However, the data does allude to “evidence of something I think [black men] have already known,” Merchant said. The experiences of black boys themselves — the people constantly reckoning with racial dynamics that inevitably affect their experiences, and how people perceive them — can begin to give context to the outcomes the data present.
“I know when I first got [into Stanford], in Georgia, people would always ask me, ‘What sport did you play?’ It wasn’t enough that you were just an academic,” said Robert Ross ’21. “And then if you did tell them, ‘Oh, I’m not playing a sport,’ they would blame it on affirmative action.”
Marc Chappelle ’21 echoed Ross’ sentiments.
“I can never be sure about what assumptions people make about me,” said Marc Chappelle ’21. “How am I presenting when I’m walking down the street behind a white lady? Is she going to think that I’m a threat? Just the fact that I’m questioning that means I’m a product of real, societal, racial dynamics.”
Chapelle added that for him, some spaces at Stanford mute those racial dynamics, creating a “little utopia” for him to exist as a black man. He credited the Ujamaa student residence as one of those spaces.
“I knew [at Ujamaa] I would be around mentors that would advocate for me,” he said. “It’s the same idea behind going to an HBCU (historically black college or university).”
In keeping with this idea, other research has demonstrated that mentorship can cause positive outcomes for black boys. And Chetty’s work shows that the gap in future incomes of white and black boys shrinks in places where there are high rates of father figures. But the researchers could not find anything proven to close the gap altogether.
“The moral of the story is kind of bleak,” Merchant said. “Even at a place like Stanford, if you are a black male and you come from a low-income background, on average, people like you tend not to make as much as white people. That seems like a read of the data.”
On campus, black students are trying to beat these odds.
“I try to consciously entitle myself to things,” said Chapelle. “When I’m in a space I’m like, ‘Okay, you can take up space.’ I will make sure that I, and other people of color, take up more space than average – and feel unapologetic about that.”
Feineh said he is conscious about using the resources he has been afforded at Stanford to give back to his community.
“My mere presence at Stanford is, in many ways, a sign of eliteness. It’s not the norm that black men are supposed to be in.” he said. “That privilege comes with a responsibility to do something. For me, that responsibility means tapping into communities most affected by mass incarceration, and the school-to-prison pipeline.”
According to the paper, there are no clear, overarching policy solutions for this problem. However, Chetty added that the research makes it possible for policymakers to begin narrowing their field of focus.
“Thinking about socioeconomic class and neighborhood is not a substitute for thinking about race,” said Chetty. “We need to think about how to narrow racial disparities separately.”
Moreover, Merchant stressed her belief that there is still some hope contained in the data.
“This [data] is evidence to arm you, and to defend your lived experience,” she said. “You’re not just imagining this, this isn’t just media hype. What’s better is that everybody knows about it — it’s out in the open, it’s in the data.”

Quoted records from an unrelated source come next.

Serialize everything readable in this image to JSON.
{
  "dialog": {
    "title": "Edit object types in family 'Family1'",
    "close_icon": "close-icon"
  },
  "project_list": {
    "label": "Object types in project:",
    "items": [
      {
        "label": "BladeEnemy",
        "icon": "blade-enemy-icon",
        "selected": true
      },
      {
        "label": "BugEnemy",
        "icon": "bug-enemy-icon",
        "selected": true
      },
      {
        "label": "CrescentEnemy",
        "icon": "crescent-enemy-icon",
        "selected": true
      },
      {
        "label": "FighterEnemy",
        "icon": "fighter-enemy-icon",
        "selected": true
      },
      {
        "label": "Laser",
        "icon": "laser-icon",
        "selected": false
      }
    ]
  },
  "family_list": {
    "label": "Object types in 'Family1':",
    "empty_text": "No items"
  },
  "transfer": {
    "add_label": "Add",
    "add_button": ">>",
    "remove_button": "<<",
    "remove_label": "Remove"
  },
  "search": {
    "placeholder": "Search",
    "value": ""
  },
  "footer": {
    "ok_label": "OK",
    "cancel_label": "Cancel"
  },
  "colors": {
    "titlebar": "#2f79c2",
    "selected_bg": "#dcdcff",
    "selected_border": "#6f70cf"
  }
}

But some black men on campus are actively working against the numbers.
“Going through Stanford, you realize everything you’ve done up to this point has kind of defied all odds,” said Ross. “So you continue with that same mindset. I will not let some statistic determine me.”
Contact Adesuwa Agbonile at adesuwaa ‘at’ stanford.edu.